Donuts Have Holes, Information Security Should Not!

January 23, 2023

donut.pngBy becoming aware of possible threats and vulnerabilities, you help to protect UCSC as well as yourself. Stay secure and evade cybercrime and common threats by securing your devices. 

Donuts have holes, but information security should not! Here are five ways to plug possible vulnerabilities  and to help secure your digital life. 

1. Physically protect your computer from theft:

  • Hackers are not the only threat causing computers to get breached – physical safety is just as important as cyber security. Computers are stolen all the time!
  • Use a cable lock up and don’t leave your laptop unattended in the library, office or car.

 2. Password protect your device

  • Protect all devices with strong passwords. Use a password manager, and maintain unique passwords for each account.
  • Set up your screensaver with a password that activates after 15 minutes of inactivity and manually lock the device before leaving it unattended.

 3. Use Eduroam:

  • Eduroam is a free encrypted wireless service at UCSC that allows students, faculty, staff, and visitors from other participating institutions, to connect securely to the Internet.
  • Set up your computer and mobile devices to use Eduroam 

 4. Use Campus Virtual Private Network (VPN):

  • Campus VPN is a free service that enables a secure connection to the UCSC network from off campus. VPN encrypts your data against potential intruders.
  • Set up all computers and mobile devices to use Campus VPN and connect when you are located off campus.

 5. Use anti-malware:

  • Install anti-malware software on your computer to protect against malicious software. This software will scan your computer and alert you on harmful software.
  • Devices enrolled in Managed Computer Services automatically receive anti-malware.
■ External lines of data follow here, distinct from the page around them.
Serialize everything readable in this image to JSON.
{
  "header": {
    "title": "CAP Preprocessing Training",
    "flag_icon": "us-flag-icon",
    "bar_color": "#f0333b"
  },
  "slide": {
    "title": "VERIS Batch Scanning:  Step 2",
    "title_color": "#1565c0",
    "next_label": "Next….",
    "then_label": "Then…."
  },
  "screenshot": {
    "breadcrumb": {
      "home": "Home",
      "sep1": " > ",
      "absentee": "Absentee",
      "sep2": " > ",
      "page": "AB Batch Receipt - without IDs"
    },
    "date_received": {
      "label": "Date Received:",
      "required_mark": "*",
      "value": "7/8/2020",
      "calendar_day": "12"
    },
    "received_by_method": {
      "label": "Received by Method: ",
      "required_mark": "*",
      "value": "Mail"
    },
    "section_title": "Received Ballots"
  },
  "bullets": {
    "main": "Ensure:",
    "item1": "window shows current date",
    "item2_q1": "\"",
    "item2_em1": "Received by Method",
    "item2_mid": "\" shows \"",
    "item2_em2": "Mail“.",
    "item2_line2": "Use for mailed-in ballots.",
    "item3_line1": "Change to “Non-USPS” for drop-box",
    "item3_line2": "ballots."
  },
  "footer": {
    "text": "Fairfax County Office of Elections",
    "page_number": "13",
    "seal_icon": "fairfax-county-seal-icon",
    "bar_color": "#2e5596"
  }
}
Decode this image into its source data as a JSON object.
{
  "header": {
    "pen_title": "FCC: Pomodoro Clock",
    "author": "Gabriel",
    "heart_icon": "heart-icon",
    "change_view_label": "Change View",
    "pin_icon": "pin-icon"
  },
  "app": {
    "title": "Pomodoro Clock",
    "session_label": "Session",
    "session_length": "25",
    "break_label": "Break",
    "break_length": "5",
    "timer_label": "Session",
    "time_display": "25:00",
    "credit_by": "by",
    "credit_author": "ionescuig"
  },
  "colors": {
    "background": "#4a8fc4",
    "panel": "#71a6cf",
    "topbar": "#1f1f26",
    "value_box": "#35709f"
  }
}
UCSC also offers free anti-malware software for faculty, staff and students. 

For more information on how you can make secure choices, visit 

Policy Wonk Section

Minimum Security Standard

These requirements apply to all workforce members and all devices, university or personally owned, when the device connects to a UC network or access UC information.

  • Devices must be physically secured.
  • Devices are secured with a strong password.
  • Devices use lockout/screen-lock mechanisms or session timeout to block access after 15 minutes of inactivity.
  • Anti-malware software installed and up-to-date.

If you check your work email from your personal mobile device, these requirements apply to you.

UC IS-3 Electronic Information Policy

Section 10: Encryption requirements 

  • Units must encrypt Institutional Information classified at Protection Level 3 (P3) or higher when transmitted over a network.
Student data and personnel records are classified as P3.  If you work with this type of data, Eduroam and Campus VPN help you meet this requirement.